Not all platforms have an optimized implementation. In such cases, the "fast" interpreter is generated as a series of C stubs, and the result will be slower than the "portable" version. (When we have optimized versions for all popular architectures the naming convention will be more accurate.)
If profiling is enabled or a debugger is attached, the VM switches to the "debug" interpreter. When profiling ends or the debugger disconnects, the original interpreter is resumed. (The "debug" interpreter is substantially slower, something to keep in mind when evaluating profiling data.)
If the VM is built with
WITH_DEADLOCK_PREDICTION, the deadlock
predictor can be enabled with the
(The output from
dalvikvm -help will tell you if the VM was
built appropriately -- look for
deadlock_prediction on the
Configured with: line.)
This feature tells the VM to keep track of the order in which object
monitor locks are acquired. If the program attempts to acquire a set
of locks in a different order from what was seen earlier, the VM logs
a warning and optionally throws an exception.
The command-line argument is set based on the
dalvik.vm.deadlock-predict property.

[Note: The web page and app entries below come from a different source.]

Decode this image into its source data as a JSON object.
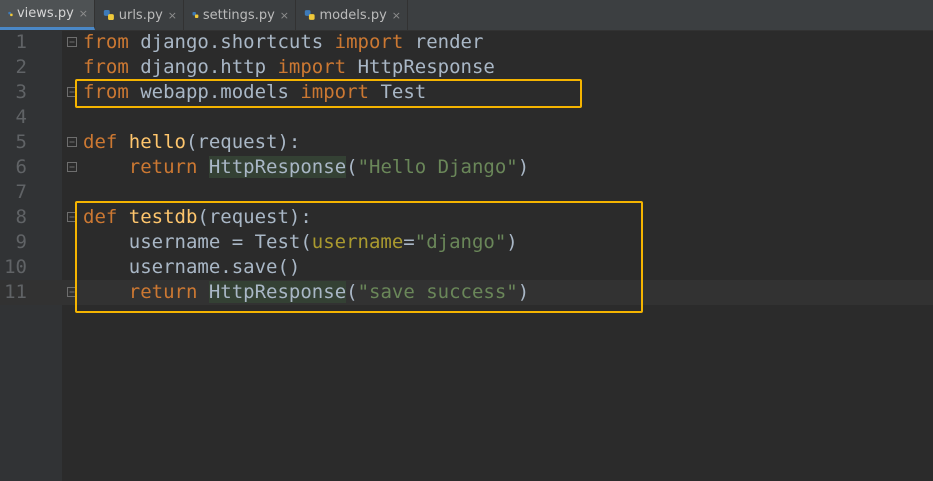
{
  "tabs": [
    {
      "label": "views.py",
      "active": true,
      "closable": true
    },
    {
      "label": "urls.py",
      "active": false,
      "closable": true
    },
    {
      "label": "settings.py",
      "active": false,
      "closable": true
    },
    {
      "label": "models.py",
      "active": false,
      "closable": true
    }
  ],
  "close_glyph": "×",
  "line_numbers": [
    "1",
    "2",
    "3",
    "4",
    "5",
    "6",
    "7",
    "8",
    "9",
    "10",
    "11"
  ],
  "code": {
    "l1": {
      "kw1": "from",
      "t1": " django.shortcuts ",
      "kw2": "import",
      "t2": " render"
    },
    "l2": {
      "kw1": "from",
      "t1": " django.http ",
      "kw2": "import",
      "t2": " HttpResponse"
    },
    "l3": {
      "kw1": "from",
      "t1": " webapp.models ",
      "kw2": "import",
      "t2": " Test"
    },
    "l5": {
      "kw": "def",
      "sp": " ",
      "fn": "hello",
      "rest": "(request):"
    },
    "l6": {
      "indent": "    ",
      "kw": "return",
      "sp": " ",
      "cls": "HttpResponse",
      "p1": "(",
      "str": "\"Hello Django\"",
      "p2": ")"
    },
    "l8": {
      "kw": "def",
      "sp": " ",
      "fn": "testdb",
      "rest": "(request):"
    },
    "l9": {
      "t1": "    username = Test(",
      "param": "username",
      "eq": "=",
      "str": "\"django\"",
      "p2": ")"
    },
    "l10": {
      "t1": "    username.save()"
    },
    "l11": {
      "indent": "    ",
      "kw": "return",
      "sp": " ",
      "cls": "HttpResponse",
      "p1": "(",
      "str": "\"save success\"",
      "p2": ")"
    }
  },
  "colors": {
    "keyword": "#cc7832",
    "function": "#ffc66d",
    "string": "#6a8759",
    "parameter": "#aa9a2f",
    "highlight_box": "#f5b400"
  }
}
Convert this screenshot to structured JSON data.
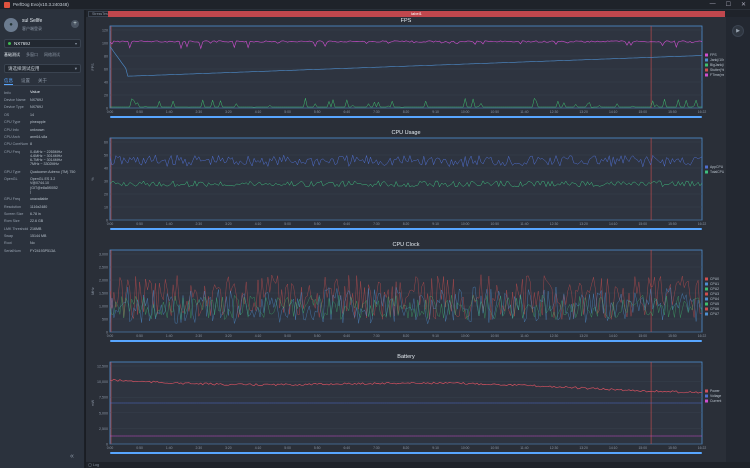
{
  "window": {
    "title": "PerfDog Evo(v10.3.240348)"
  },
  "user": {
    "name": "sul Sellfe",
    "subtitle": "客户端登录"
  },
  "device": {
    "name": "NX769J"
  },
  "mode_tabs": [
    "基础测试",
    "多窗口",
    "网络测试"
  ],
  "app": {
    "placeholder": "请选择测试应用"
  },
  "info_tabs": [
    "信息",
    "设置",
    "关于"
  ],
  "info_table": {
    "headers": [
      "Info",
      "Value"
    ],
    "rows": [
      [
        "Device Name",
        "NX769J"
      ],
      [
        "Device Type",
        "NX769J"
      ],
      [
        "OS",
        "14"
      ],
      [
        "CPU Type",
        "pineapple"
      ],
      [
        "CPU Info",
        "unknown"
      ],
      [
        "CPU Arch",
        "arm64-v8a"
      ],
      [
        "CPU CoreNum",
        "8"
      ],
      [
        "CPU Freq",
        "0-4MHz ~ 2265MHz\n4-6MHz ~ 3014MHz\n6-7MHz ~ 3014MHz\n7MHz ~ 3302MHz"
      ],
      [
        "GPU Type",
        "Qualcomm Adreno (TM) 750"
      ],
      [
        "OpenGL",
        "OpenGL ES 3.2\nV@0744.10\n(GIT@e8a5f0052\n)"
      ],
      [
        "GPU Freq",
        "unavailable"
      ],
      [
        "Resolution",
        "1116x2480"
      ],
      [
        "Screen Size",
        "6.78 in"
      ],
      [
        "Rom Size",
        "22.6 GB"
      ],
      [
        "LMK Threshold",
        "216MB"
      ],
      [
        "Swap",
        "15144 MB"
      ],
      [
        "Root",
        "No"
      ],
      [
        "SerialNum",
        "FY24193P513A"
      ]
    ]
  },
  "toolbar": {
    "top_tag": "StressTest",
    "label": "label1",
    "bottom_tag": "◯ Log"
  },
  "time_ticks": [
    "0:00",
    "0:50",
    "1:40",
    "2:30",
    "3:20",
    "4:10",
    "5:00",
    "5:50",
    "6:40",
    "7:30",
    "8:20",
    "9:10",
    "10:00",
    "10:50",
    "11:40",
    "12:30",
    "13:20",
    "14:10",
    "15:00",
    "15:50",
    "16:22"
  ],
  "charts": [
    {
      "title": "FPS",
      "ylabel": "FPS",
      "yticks": [
        "0",
        "20",
        "40",
        "60",
        "80",
        "100",
        "120"
      ],
      "legend": [
        "FPS",
        "Jank(/10min)",
        "BigJank(/10min)",
        "Stutter(%)",
        "FTime(ms)"
      ],
      "series_colors": [
        "#d04fd0",
        "#4f8fd0",
        "#3fbf6f",
        "#d04f4f"
      ]
    },
    {
      "title": "CPU Usage",
      "ylabel": "%",
      "yticks": [
        "0",
        "10",
        "20",
        "30",
        "40",
        "50",
        "60"
      ],
      "legend": [
        "AppCPU",
        "TotalCPU"
      ],
      "series_colors": [
        "#4f6fd0",
        "#3fbf7f"
      ]
    },
    {
      "title": "CPU Clock",
      "ylabel": "MHz",
      "yticks": [
        "0",
        "500",
        "1,000",
        "1,500",
        "2,000",
        "2,500",
        "3,000"
      ],
      "legend": [
        "CPU0",
        "CPU1",
        "CPU2",
        "CPU3",
        "CPU4",
        "CPU5",
        "CPU6",
        "CPU7"
      ],
      "series_colors": [
        "#d04f4f",
        "#4f8fd0",
        "#3fbf6f"
      ]
    },
    {
      "title": "Battery",
      "ylabel": "mW",
      "yticks": [
        "0",
        "2,500",
        "5,000",
        "7,500",
        "10,000",
        "12,500"
      ],
      "legend": [
        "Power",
        "Voltage",
        "Current"
      ],
      "series_colors": [
        "#d0505f",
        "#4f6fd0",
        "#d04fd0"
      ]
    }
  ],
  "colors": {
    "accent": "#c0474d",
    "panel": "#2a2f38",
    "sidebar": "#2b323d",
    "plot_border": "#4f8fd0"
  }
}
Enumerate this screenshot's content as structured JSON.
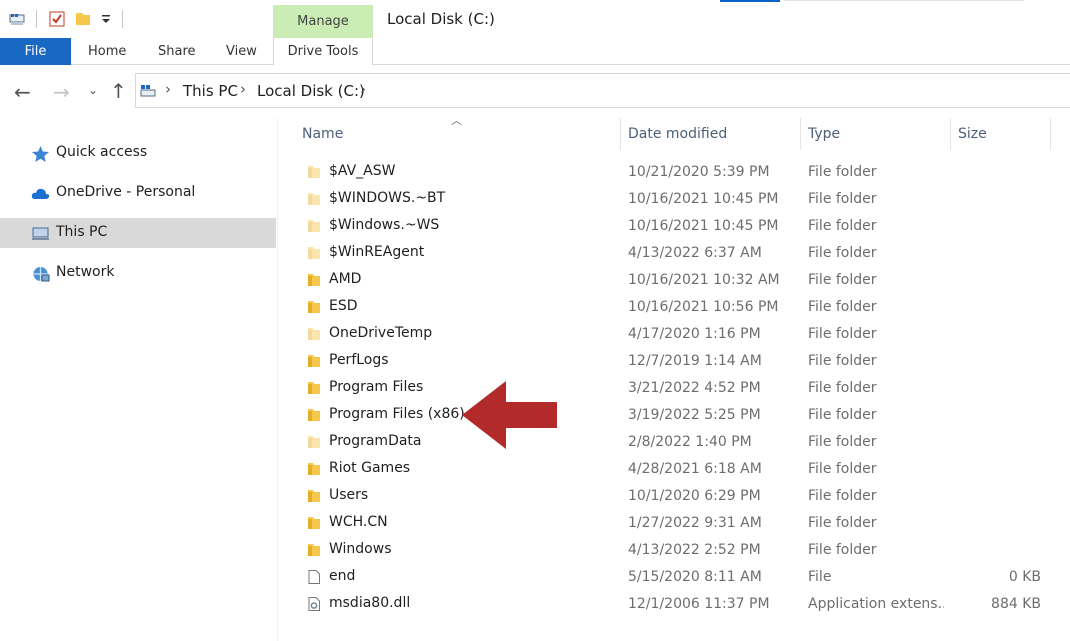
{
  "window": {
    "title": "Local Disk (C:)"
  },
  "ribbon": {
    "file_tab": "File",
    "tabs": [
      "Home",
      "Share",
      "View"
    ],
    "context_group": "Manage",
    "context_tab": "Drive Tools"
  },
  "address": {
    "crumbs": [
      "This PC",
      "Local Disk (C:)"
    ]
  },
  "nav": {
    "items": [
      {
        "label": "Quick access",
        "icon": "star-icon",
        "selected": false
      },
      {
        "label": "OneDrive - Personal",
        "icon": "cloud-icon",
        "selected": false
      },
      {
        "label": "This PC",
        "icon": "computer-icon",
        "selected": true
      },
      {
        "label": "Network",
        "icon": "network-icon",
        "selected": false
      }
    ]
  },
  "columns": {
    "name": "Name",
    "date": "Date modified",
    "type": "Type",
    "size": "Size"
  },
  "files": [
    {
      "name": "$AV_ASW",
      "date": "10/21/2020 5:39 PM",
      "type": "File folder",
      "size": "",
      "icon": "folder-icon",
      "faded": true
    },
    {
      "name": "$WINDOWS.~BT",
      "date": "10/16/2021 10:45 PM",
      "type": "File folder",
      "size": "",
      "icon": "folder-icon",
      "faded": true
    },
    {
      "name": "$Windows.~WS",
      "date": "10/16/2021 10:45 PM",
      "type": "File folder",
      "size": "",
      "icon": "folder-icon",
      "faded": true
    },
    {
      "name": "$WinREAgent",
      "date": "4/13/2022 6:37 AM",
      "type": "File folder",
      "size": "",
      "icon": "folder-icon",
      "faded": true
    },
    {
      "name": "AMD",
      "date": "10/16/2021 10:32 AM",
      "type": "File folder",
      "size": "",
      "icon": "folder-icon",
      "faded": false
    },
    {
      "name": "ESD",
      "date": "10/16/2021 10:56 PM",
      "type": "File folder",
      "size": "",
      "icon": "folder-icon",
      "faded": false
    },
    {
      "name": "OneDriveTemp",
      "date": "4/17/2020 1:16 PM",
      "type": "File folder",
      "size": "",
      "icon": "folder-icon",
      "faded": true
    },
    {
      "name": "PerfLogs",
      "date": "12/7/2019 1:14 AM",
      "type": "File folder",
      "size": "",
      "icon": "folder-icon",
      "faded": false
    },
    {
      "name": "Program Files",
      "date": "3/21/2022 4:52 PM",
      "type": "File folder",
      "size": "",
      "icon": "folder-icon",
      "faded": false
    },
    {
      "name": "Program Files (x86)",
      "date": "3/19/2022 5:25 PM",
      "type": "File folder",
      "size": "",
      "icon": "folder-icon",
      "faded": false
    },
    {
      "name": "ProgramData",
      "date": "2/8/2022 1:40 PM",
      "type": "File folder",
      "size": "",
      "icon": "folder-icon",
      "faded": true
    },
    {
      "name": "Riot Games",
      "date": "4/28/2021 6:18 AM",
      "type": "File folder",
      "size": "",
      "icon": "folder-icon",
      "faded": false
    },
    {
      "name": "Users",
      "date": "10/1/2020 6:29 PM",
      "type": "File folder",
      "size": "",
      "icon": "folder-icon",
      "faded": false
    },
    {
      "name": "WCH.CN",
      "date": "1/27/2022 9:31 AM",
      "type": "File folder",
      "size": "",
      "icon": "folder-icon",
      "faded": false
    },
    {
      "name": "Windows",
      "date": "4/13/2022 2:52 PM",
      "type": "File folder",
      "size": "",
      "icon": "folder-icon",
      "faded": false
    },
    {
      "name": "end",
      "date": "5/15/2020 8:11 AM",
      "type": "File",
      "size": "0 KB",
      "icon": "file-icon",
      "faded": false
    },
    {
      "name": "msdia80.dll",
      "date": "12/1/2006 11:37 PM",
      "type": "Application extens...",
      "size": "884 KB",
      "icon": "dll-icon",
      "faded": false
    }
  ],
  "annotation": {
    "icon": "red-arrow-icon",
    "color": "#b22a2a"
  },
  "colors": {
    "accent": "#1969c3",
    "manage_group": "#c9edb5",
    "selected": "#d9d9d9",
    "folder": "#f5c84c"
  }
}
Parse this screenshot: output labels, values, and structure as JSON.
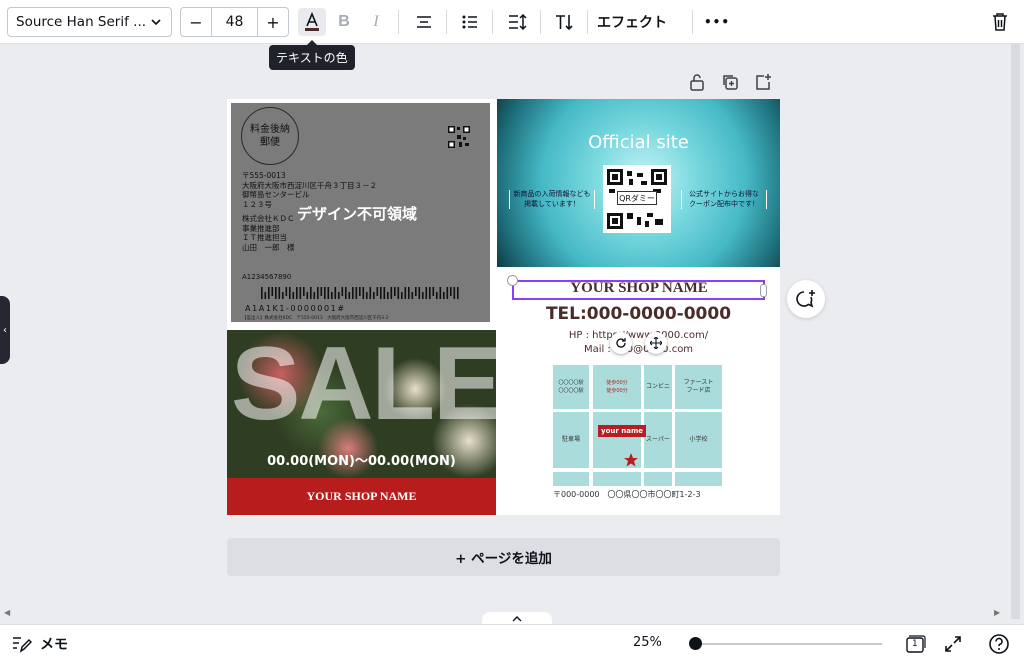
{
  "toolbar": {
    "font_name": "Source Han Serif ...",
    "size_decrease": "−",
    "font_size": "48",
    "size_increase": "+",
    "effects_label": "エフェクト",
    "more_label": "•••",
    "tooltip": "テキストの色",
    "text_color_hex": "#4a2c2a"
  },
  "design": {
    "stamp_text": "料金後納\n郵便",
    "address_lines": [
      "〒555-0013",
      "大阪府大阪市西淀川区千舟３丁目３－２",
      "御幣島センタービル",
      "１２３号",
      "",
      "株式会社ＫＤＣ",
      "事業推進部",
      "ＩＴ推進担当",
      "山田　一郎　様"
    ],
    "no_design_area": "デザイン不可領域",
    "barcode_number": "A1234567890",
    "barcode_text": "A1A1K1-0000001#",
    "micro_text": "【差出人】株式会社KDC　〒555-0013　大阪府大阪市西淀川区千舟3-2",
    "official_title": "Official site",
    "left_note": "新商品の入荷情報なども\n掲載しています！",
    "right_note": "公式サイトからお得な\nクーポン配布中です！",
    "qr_label": "QRダミー",
    "shop_name": "YOUR SHOP NAME",
    "tel": "TEL:000-0000-0000",
    "hp": "HP : https://www.0000.com/",
    "mail": "Mail : 000@0000.com",
    "map": {
      "station": "〇〇〇〇駅\n〇〇〇〇駅",
      "walk": "徒歩00分\n徒歩00分",
      "convenience": "コンビニ",
      "fastfood": "ファースト\nフード店",
      "parking": "駐車場",
      "super": "スーパー",
      "school": "小学校",
      "pin_label": "your name"
    },
    "address_line": "〒000-0000　〇〇県〇〇市〇〇町1-2-3",
    "sale_word": "SALE",
    "sale_dates": "00.00(MON)〜00.00(MON)",
    "sale_shop": "YOUR SHOP NAME"
  },
  "add_page": "+ ページを追加",
  "bottom": {
    "memo": "メモ",
    "zoom": "25%",
    "zoom_level": 0.25,
    "page_count": "1"
  }
}
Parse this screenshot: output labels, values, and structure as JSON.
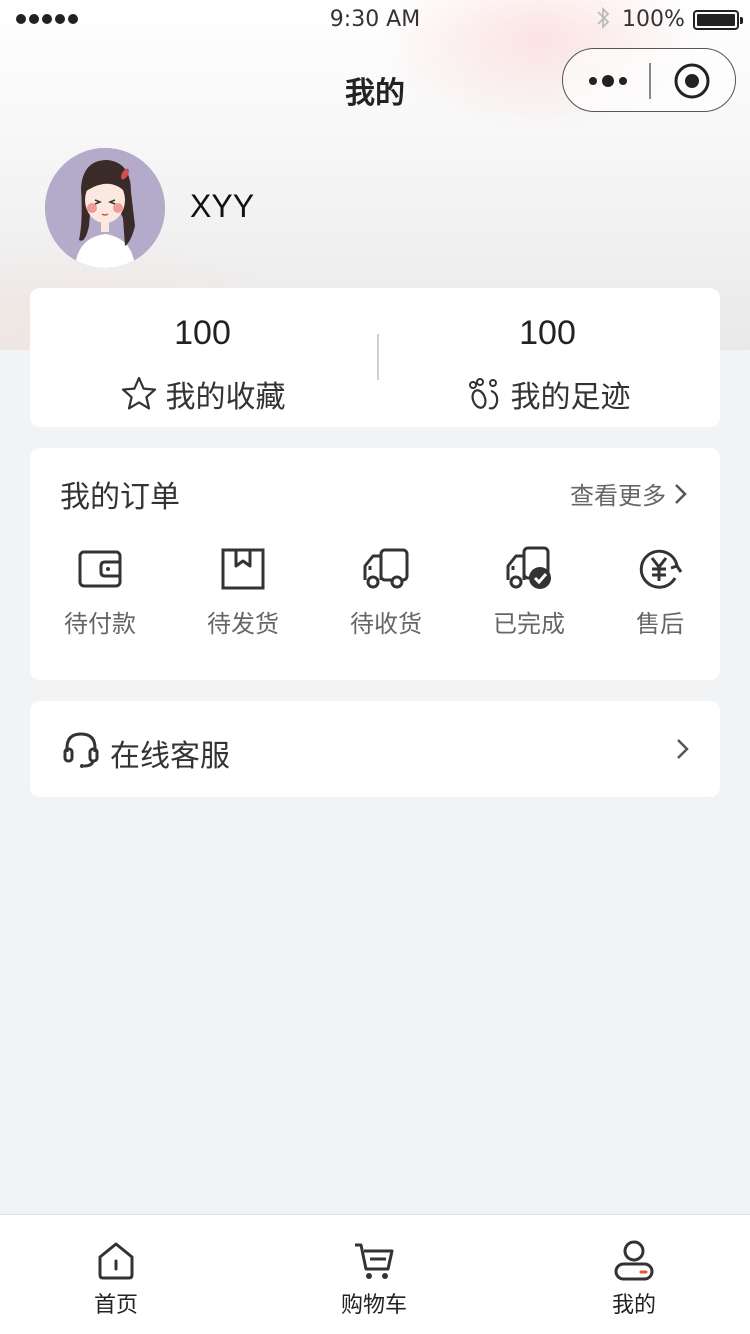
{
  "status_bar": {
    "time": "9:30 AM",
    "battery": "100%",
    "battery_level": 1.0,
    "signal_bars": 5
  },
  "nav": {
    "title": "我的",
    "capsule": {
      "more_icon": "more-dots-icon",
      "close_icon": "target-close-icon"
    }
  },
  "profile": {
    "username": "XYY",
    "avatar_icon": "avatar-girl-illustration"
  },
  "stats": [
    {
      "value": "100",
      "label": "我的收藏",
      "icon": "star-icon"
    },
    {
      "value": "100",
      "label": "我的足迹",
      "icon": "footprint-icon"
    }
  ],
  "orders": {
    "title": "我的订单",
    "more_label": "查看更多",
    "items": [
      {
        "label": "待付款",
        "icon": "wallet-icon"
      },
      {
        "label": "待发货",
        "icon": "package-icon"
      },
      {
        "label": "待收货",
        "icon": "truck-icon"
      },
      {
        "label": "已完成",
        "icon": "truck-check-icon"
      },
      {
        "label": "售后",
        "icon": "yen-refund-icon"
      }
    ]
  },
  "service": {
    "label": "在线客服",
    "icon": "headset-icon"
  },
  "tabbar": [
    {
      "label": "首页",
      "icon": "home-icon",
      "active": false
    },
    {
      "label": "购物车",
      "icon": "cart-icon",
      "active": false
    },
    {
      "label": "我的",
      "icon": "user-icon",
      "active": true
    }
  ],
  "colors": {
    "page_bg": "#f2f3f5",
    "card_bg": "#ffffff",
    "text_primary": "#222222",
    "text_secondary": "#666666",
    "accent": "#e8552e"
  }
}
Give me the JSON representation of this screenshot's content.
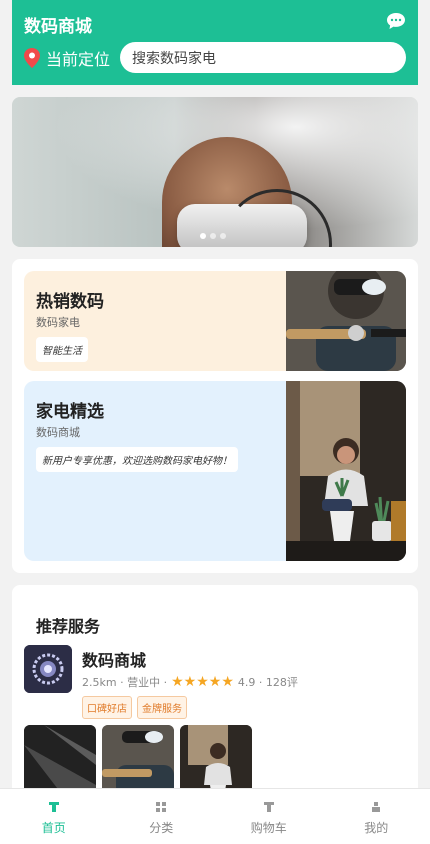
{
  "header": {
    "title": "数码商城",
    "location_label": "当前定位",
    "search_placeholder": "搜索数码家电",
    "brand_color": "#1dbf95",
    "icons": [
      "chat-icon",
      "location-pin-icon"
    ]
  },
  "banner": {
    "slides": 3,
    "active_slide": 1
  },
  "promos": [
    {
      "title": "热销数码",
      "subtitle": "数码家电",
      "tag": "智能生活",
      "background": "#fdf0de"
    },
    {
      "title": "家电精选",
      "subtitle": "数码商城",
      "tag": "新用户专享优惠，欢迎选购数码家电好物！",
      "background": "#e3f1fd"
    }
  ],
  "recommend": {
    "title": "推荐服务",
    "shop": {
      "name": "数码商城",
      "distance": "2.5km",
      "status": "营业中",
      "rating": "4.9",
      "rating_value": 4.9,
      "star_count": 5,
      "reviews": "128评",
      "badges": [
        "口碑好店",
        "金牌服务"
      ]
    }
  },
  "tabbar": {
    "items": [
      {
        "label": "首页",
        "icon": "home-icon",
        "active": true
      },
      {
        "label": "分类",
        "icon": "category-grid-icon",
        "active": false
      },
      {
        "label": "购物车",
        "icon": "cart-icon",
        "active": false
      },
      {
        "label": "我的",
        "icon": "user-icon",
        "active": false
      }
    ]
  }
}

Valid values are
off to disable it (default),
warn to log the
problem but continue executing,
err to cause a
dalvik.system.PotentialDeadlockError to be thrown from the
monitor-enter instruction, and
abort to have
the entire VM abort.
You will usually want to use:
adb shell setprop dalvik.vm.deadlock-predict errunless you are keeping an eye on the logs as they scroll by.
Please note that this feature is deadlock prediction, not deadlock
detection -- in the current implementation, the computations are performed
after the lock is acquired (this simplifies the code, reducing the
overhead added to every mutex operation). You can spot a deadlock in a
hung process by sending a
kill -3 and examining the stack
trace written to the log.
This only takes monitors into account. Native mutexes and other resources can also be the cause of deadlocks.
Like other desktop VMs, when the Dalvik VM receives a SIGQUIT
kill -3), it dumps stack traces for all threads.
By default this goes to the Android log, but it can also be written to a file.
dalvik.vm.stack-trace-file property allows you to
specify the name of the file where the thread stack traces will be written.
The file will be created (world writable) if it doesn't exist, and the
new information will be appended to the end of the file. The filename
is passed into the VM via the
adb shell setprop dalvik.vm.stack-trace-file /tmp/stack-traces.txt
If the property is not defined, the VM will write the stack traces to the Android log when the signal arrives.Copyright © 2008 The Android Open Source Project